After being involved in a shipwreck off Newfoundland, Jerry retired from supertankers but could not find work elsewhere. His wife had also fallen ill with Lupus, so he decided to start looking for any job to support them financially without causing him too much stress, hauling loads over ice roads became his best option.
Truckers face a multitude of risks when they start working for a company. The season 3 finale shows one of the truckers involved, Tom Oar, almost being killed while riding in a snowmobile capsule attached to a large load. Another episode focused on trucker Dan McKinnon struggling against his health and the conditions he was facing across ice roads to avoid another accident like the one in Oar.
While there are many inherent risks involved with working as an Ice Road Trucker, it also pays well, sometimes too well. Truckers must be wary of becoming part of what has been described as ‘Ice road junkies’ who might only work one or two seasons before returning home and never looking back.
There are a few other jobs that ice road truckers can take on board to earn more money. In the past, some have been known to fly helicopters, while others have hand-poured asphalt for construction companies during the less busy summer months.
Advantages of this job
Nevertheless, life as an Ice Road Trucker is one of the most unique and intriguing job out there, which remains popular after all these years. How much money you make will depend entirely on who you work for and how well you can remain calm in difficult situations. There’s no doubt, however, that there is a certain romanticism attached with this type of job which might override any number of financial benefits, it remains something that captures imaginations around the world. It doesn’t look like that will change anytime soon.
- Truckers earn around 14 cents per kilometer (the company they work for takes the remaining 12 cents).
- A 2010 survey showed that 90% of truckers were men with an average age of 47. Exact figures were unavailable, however.
- Some companies pay better than others, but on average, a driver’s salary can range from $75k- to $100k after bonuses and taxes are taken into account.
- Truckers typically do not bring their wives or kids with them on these expeditions. Communication can be difficult at times, but that is what most truckers want, something to break up their life back home to earn more money.
- The most significant bonus comes when they finish the season, which can sometimes be around $30k depending on the company and how many drivers are willing to work.
Most truckers fly out at the start of April, so they usually only get access to messages from home once every few weeks if lucky.
How does one become employed by Ice Road Truckers?

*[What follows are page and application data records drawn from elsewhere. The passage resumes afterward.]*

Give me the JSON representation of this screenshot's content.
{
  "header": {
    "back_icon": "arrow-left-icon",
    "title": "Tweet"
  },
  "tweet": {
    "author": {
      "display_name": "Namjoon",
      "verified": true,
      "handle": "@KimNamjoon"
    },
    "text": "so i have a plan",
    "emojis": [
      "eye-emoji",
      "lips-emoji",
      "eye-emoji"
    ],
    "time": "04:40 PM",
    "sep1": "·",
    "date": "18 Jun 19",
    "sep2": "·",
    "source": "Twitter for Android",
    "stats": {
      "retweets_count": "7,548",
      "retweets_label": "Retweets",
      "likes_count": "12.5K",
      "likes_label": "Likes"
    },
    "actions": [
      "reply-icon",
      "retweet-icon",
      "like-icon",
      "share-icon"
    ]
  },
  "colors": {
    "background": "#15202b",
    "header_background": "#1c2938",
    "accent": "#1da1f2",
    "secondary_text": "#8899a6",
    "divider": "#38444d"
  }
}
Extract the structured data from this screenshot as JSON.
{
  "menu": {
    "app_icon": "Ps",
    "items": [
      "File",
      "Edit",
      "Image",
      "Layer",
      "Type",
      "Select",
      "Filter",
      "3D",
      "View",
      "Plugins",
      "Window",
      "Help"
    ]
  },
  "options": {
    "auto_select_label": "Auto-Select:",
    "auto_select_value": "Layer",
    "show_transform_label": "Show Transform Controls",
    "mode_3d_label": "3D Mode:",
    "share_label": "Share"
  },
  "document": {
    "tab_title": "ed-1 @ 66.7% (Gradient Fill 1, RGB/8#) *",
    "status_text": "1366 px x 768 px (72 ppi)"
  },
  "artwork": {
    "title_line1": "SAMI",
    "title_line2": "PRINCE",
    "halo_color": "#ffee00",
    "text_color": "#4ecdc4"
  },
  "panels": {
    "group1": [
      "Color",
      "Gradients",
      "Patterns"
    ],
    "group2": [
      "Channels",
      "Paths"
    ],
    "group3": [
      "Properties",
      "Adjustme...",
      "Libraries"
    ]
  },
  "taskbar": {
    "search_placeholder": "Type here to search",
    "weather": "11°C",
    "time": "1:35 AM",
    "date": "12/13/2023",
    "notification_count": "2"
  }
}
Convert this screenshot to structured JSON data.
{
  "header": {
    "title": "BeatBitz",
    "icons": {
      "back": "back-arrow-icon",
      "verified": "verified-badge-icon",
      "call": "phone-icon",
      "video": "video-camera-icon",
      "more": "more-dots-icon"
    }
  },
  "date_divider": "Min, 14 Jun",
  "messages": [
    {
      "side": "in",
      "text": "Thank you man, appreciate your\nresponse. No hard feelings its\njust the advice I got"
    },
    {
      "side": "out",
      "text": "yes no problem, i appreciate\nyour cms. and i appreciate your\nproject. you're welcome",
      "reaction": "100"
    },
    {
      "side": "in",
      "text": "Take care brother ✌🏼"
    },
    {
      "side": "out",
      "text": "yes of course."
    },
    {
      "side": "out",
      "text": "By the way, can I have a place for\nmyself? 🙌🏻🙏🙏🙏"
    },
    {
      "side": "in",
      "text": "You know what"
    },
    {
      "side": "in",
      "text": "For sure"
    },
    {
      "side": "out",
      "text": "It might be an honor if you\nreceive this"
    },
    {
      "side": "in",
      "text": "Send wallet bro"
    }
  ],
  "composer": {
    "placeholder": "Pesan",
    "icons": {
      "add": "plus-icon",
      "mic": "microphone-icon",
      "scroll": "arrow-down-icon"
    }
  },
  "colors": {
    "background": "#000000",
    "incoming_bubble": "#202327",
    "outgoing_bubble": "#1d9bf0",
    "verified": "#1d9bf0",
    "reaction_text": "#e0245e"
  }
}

By enrolling in a truck driving school and passing the CDL test, you may begin along this career path. Employers strongly favor hiring drivers with prior knowledge of driving trucks in cold conditions. You might need to collaborate with an experienced ice road trucker because obtaining this experience might be challenging.
The Ice Road Truckers season lasts how long?
Most employment runs from around mid-January to mid-March because the season is so strongly reliant on the weather. Drivers can choose how they spend the remainder of their year after those first two months. It could be time for some people to search for alternate driving employment during the off-season.